Zenith Trans-Oceanic Model H500

  • Batteries: Zenith Z-985 (Combined 90V HT & 9V LT)
  • Mains: 110-125V AC/DC 25-60Hz (Ballast Adaptor for 220V operation available)
  • Wavebands: 7 switchable bands giving the following coverage:
    • Standard Broadcast: 540 - 1600KHz
    • Weather Band: 4.0 - 8.0MHz
    • Weather Band: 2.0 - 4.0MHZ
    • 16m Band: 17.50 - 18.20MHz
    • 19m Band: 14.90 - 15.55MHz
    • 25m Band: 11.55 - 12.05MHz
    • 31m Band: 9.45 - 9.85MHz
  • Valve lineup: 5 total
    • 1U4 (x2, RF & IF amplifiers)
    • 1L6 (Converter)
    • 1U5 (Detector/AVC/1st audio)
    • 3V4 (Audio output)
  • Released: May 1951, cost $125
  • Physical size: 17" x 8" x 11" (approx.), weighs 17lbs w/o battery
Gosh, where to start and what to say? This was the 3rd generation of the world's most expensive (and famous) mass-production portable shortwave radio.

Brought to life in 1942 at the behest of the company's founder and president, Commander Eugene McDonald, the Zenith Trans-Oceanic series was to remain in production as a tube radio until 1962 (and as a transistorised version until 1979).

The tube versions brought a whole new meaning to the term 'suitcase portable', being reliably heavy and bulky - despite using 7-pin miniature battery tubes (including that 'made-from-Unobtainium' 1L6) after 1949.

With their solid lumber cases and hardwearing covers, the Zenith T/O's were an expensive investment for their time and were aimed at higher-income earners.

The waveband coverage of the new H500 'Super' Trans-Oceanic was, allegedly, made to suit the desires of the amateur yachting community - a prominent member being Cmdr. E.F. McDonald of Zenith Radio!

This is the text of the article I wrote at http://en.wikipedia.org/wiki/Trans-Oceanic
The 'Trans-Oceanic' was the name given to a series of portable radios produced from 1942 to 1962 by Zenith Radio. They were characterised by their heavy-duty, high-quality construction and their performance as shortwave receivers.

Zenith's founder, Commander Eugene F. McDonald, was a great admirer of advanced technological development and believed that his company's products should include the latest, most practical advances in a well-built product that continued to enhance the company's reputation. Of the many products of Zenith Radio, the 'Trans-Oceanic' series of portable radios were amongst the most famous.

McDonald was a keen yachtsman and outdoorsman and wished for a portable radio that would provide entertainment broadcasts as well as being able to tune into weather, marine and international shortwave stations too. He asked his company's engineers to develop prototypes to meet his criteria and by 1940 they had concept sets that were ready for production.

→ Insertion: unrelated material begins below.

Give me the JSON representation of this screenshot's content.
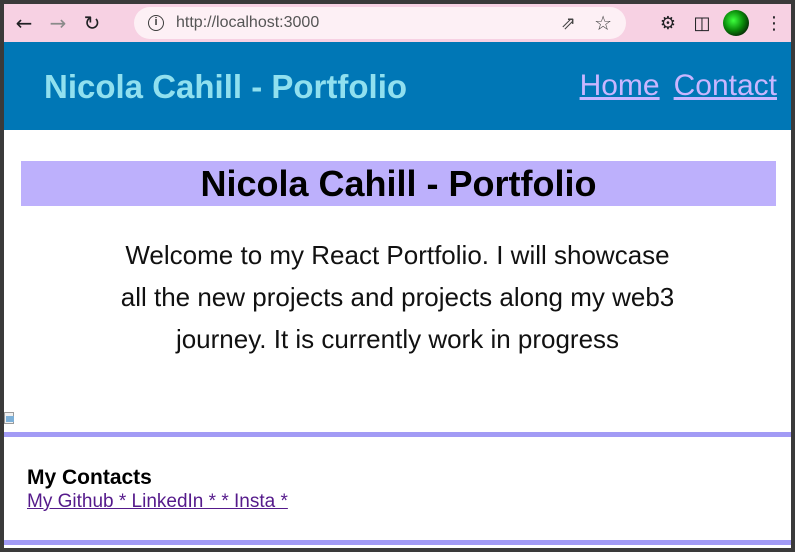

The Zenith 'T/O' began life in 1942 as the Model 7G605 'Trans-ocean Clipper'. Priced at $75, it was released in January but ceased production in April as Zenith shifted their production to war-related equipment. During this short production run, some 35,000 units were produced and sales date showed that many were sold to customers in the 'above average' income group. However, many also found their way into various theatres of war and in to the hands of appreciative servicemen - demand for a resumption of production at war's end was kept high.

The first post-war T/O was the 8G005Y, designed by Robert Davol Budlong, an industrial design consultant responsible for many of the Zenith radio products. Priced at $125, it was in production from 1946 to 1949.This was replaced in December 1949 by the G500 - a 'changeover' model that had updated electronics but the same appearance. The G500 held its price at less than $100 until it was withdrawn in mid-1951.

The H500 'Super Trans-Oceanic' was introduced in May 1951 at an initial price of $99.95. It had a redesigned front face and incoporated many frequency coverage and electronic changes ordered by McDonald.

After 1953, there was competition to the Trans-Oceanic from both Hallicrafters, with their 'Trans-World' series sets, and RCA, with their 'Strato-World' models.

In the spring of 1954, the 600 series was introduced with its 'slide-rule' type dial. This model stayed in production, with minor changes, until the end of the T/O tube era in 1962.

Eugene McDonald died in 1958 but he was personally involved in the design changes to 'his' radio to the very end. After 1962, the 'Royal' series of transistorised units replaced the 'Trans-Oceanic' line but Zenith's lead was steadily eroded. By the time of the release of the 'R7000' in 1979, fierce competition from Sony in Japan - who, with their digital readout tuning dial had, in many ways, a superior product - meant the end of a famous product line soon after.

It is unlikely that this famous family of radios will ever be resurrected.

Last updated 2nd June 2008